## What the exercise asks
In the listing below, count the lines containing the string "data". Reply with that number only.

## Exercise material
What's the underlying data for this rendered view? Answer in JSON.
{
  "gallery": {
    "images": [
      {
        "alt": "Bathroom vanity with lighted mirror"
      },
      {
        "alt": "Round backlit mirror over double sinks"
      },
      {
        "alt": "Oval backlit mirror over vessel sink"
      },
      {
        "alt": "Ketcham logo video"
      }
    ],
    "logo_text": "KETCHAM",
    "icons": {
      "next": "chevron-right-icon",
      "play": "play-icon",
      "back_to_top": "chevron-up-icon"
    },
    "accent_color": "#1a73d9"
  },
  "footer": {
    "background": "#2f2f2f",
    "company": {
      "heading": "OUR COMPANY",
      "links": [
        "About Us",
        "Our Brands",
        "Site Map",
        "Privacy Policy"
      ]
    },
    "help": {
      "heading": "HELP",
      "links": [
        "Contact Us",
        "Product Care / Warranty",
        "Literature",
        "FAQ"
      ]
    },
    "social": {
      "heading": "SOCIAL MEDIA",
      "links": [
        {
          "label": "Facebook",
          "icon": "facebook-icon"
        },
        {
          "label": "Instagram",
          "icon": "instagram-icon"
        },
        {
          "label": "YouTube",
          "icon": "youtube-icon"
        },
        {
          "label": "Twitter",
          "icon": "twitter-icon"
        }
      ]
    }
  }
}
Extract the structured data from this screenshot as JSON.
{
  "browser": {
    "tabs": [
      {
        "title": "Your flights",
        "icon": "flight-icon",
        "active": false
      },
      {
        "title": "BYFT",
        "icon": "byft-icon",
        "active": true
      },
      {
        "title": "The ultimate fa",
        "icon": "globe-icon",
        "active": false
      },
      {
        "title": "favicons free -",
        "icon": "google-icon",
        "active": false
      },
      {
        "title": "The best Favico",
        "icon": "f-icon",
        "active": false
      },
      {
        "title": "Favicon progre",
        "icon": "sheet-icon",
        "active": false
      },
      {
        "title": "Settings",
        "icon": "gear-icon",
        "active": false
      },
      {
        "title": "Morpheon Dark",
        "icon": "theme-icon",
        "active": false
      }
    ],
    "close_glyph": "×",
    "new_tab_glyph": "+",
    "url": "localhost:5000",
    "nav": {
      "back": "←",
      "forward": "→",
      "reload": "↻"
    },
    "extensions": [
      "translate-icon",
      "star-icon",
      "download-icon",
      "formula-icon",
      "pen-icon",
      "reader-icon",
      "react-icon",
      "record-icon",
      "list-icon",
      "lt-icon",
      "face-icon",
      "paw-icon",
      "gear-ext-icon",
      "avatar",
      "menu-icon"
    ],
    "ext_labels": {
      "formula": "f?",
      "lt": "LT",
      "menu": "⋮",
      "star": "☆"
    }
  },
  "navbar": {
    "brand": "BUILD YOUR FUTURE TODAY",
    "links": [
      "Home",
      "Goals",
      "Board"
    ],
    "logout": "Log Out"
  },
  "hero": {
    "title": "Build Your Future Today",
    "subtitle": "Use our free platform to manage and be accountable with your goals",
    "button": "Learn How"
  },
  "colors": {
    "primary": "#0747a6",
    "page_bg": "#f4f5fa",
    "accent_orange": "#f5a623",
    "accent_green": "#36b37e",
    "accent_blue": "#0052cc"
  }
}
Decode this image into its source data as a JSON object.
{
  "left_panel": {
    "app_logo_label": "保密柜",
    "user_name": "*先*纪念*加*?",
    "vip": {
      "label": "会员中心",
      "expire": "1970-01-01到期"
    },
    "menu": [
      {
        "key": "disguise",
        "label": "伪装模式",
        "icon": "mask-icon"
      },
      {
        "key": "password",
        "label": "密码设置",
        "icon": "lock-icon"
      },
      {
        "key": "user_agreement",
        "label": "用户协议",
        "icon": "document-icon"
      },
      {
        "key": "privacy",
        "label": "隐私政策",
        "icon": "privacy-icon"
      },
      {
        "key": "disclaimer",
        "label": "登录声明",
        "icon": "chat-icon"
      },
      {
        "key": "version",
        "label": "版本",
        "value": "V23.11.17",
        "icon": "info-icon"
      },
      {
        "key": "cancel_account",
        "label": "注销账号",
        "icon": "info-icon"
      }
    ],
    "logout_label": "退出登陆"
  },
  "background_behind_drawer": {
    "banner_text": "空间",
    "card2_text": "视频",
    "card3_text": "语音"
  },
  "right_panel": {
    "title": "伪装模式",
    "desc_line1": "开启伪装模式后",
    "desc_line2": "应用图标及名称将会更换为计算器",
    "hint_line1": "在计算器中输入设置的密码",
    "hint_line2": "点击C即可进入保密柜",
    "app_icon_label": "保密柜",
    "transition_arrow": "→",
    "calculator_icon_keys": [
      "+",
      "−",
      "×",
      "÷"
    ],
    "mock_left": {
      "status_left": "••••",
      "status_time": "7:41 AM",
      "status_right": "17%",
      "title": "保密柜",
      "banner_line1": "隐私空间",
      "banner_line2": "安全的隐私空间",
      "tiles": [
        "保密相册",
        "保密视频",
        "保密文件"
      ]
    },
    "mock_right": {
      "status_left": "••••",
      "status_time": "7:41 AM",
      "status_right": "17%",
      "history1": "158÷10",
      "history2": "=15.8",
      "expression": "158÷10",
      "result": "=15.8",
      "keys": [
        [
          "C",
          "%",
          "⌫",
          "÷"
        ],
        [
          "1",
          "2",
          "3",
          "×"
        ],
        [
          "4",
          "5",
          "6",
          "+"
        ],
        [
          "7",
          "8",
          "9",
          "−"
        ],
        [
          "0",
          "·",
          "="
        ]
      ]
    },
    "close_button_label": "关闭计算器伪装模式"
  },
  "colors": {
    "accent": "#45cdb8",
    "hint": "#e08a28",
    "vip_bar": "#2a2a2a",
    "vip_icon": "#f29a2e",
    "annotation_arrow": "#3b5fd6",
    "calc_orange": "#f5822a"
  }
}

## Response to this task
3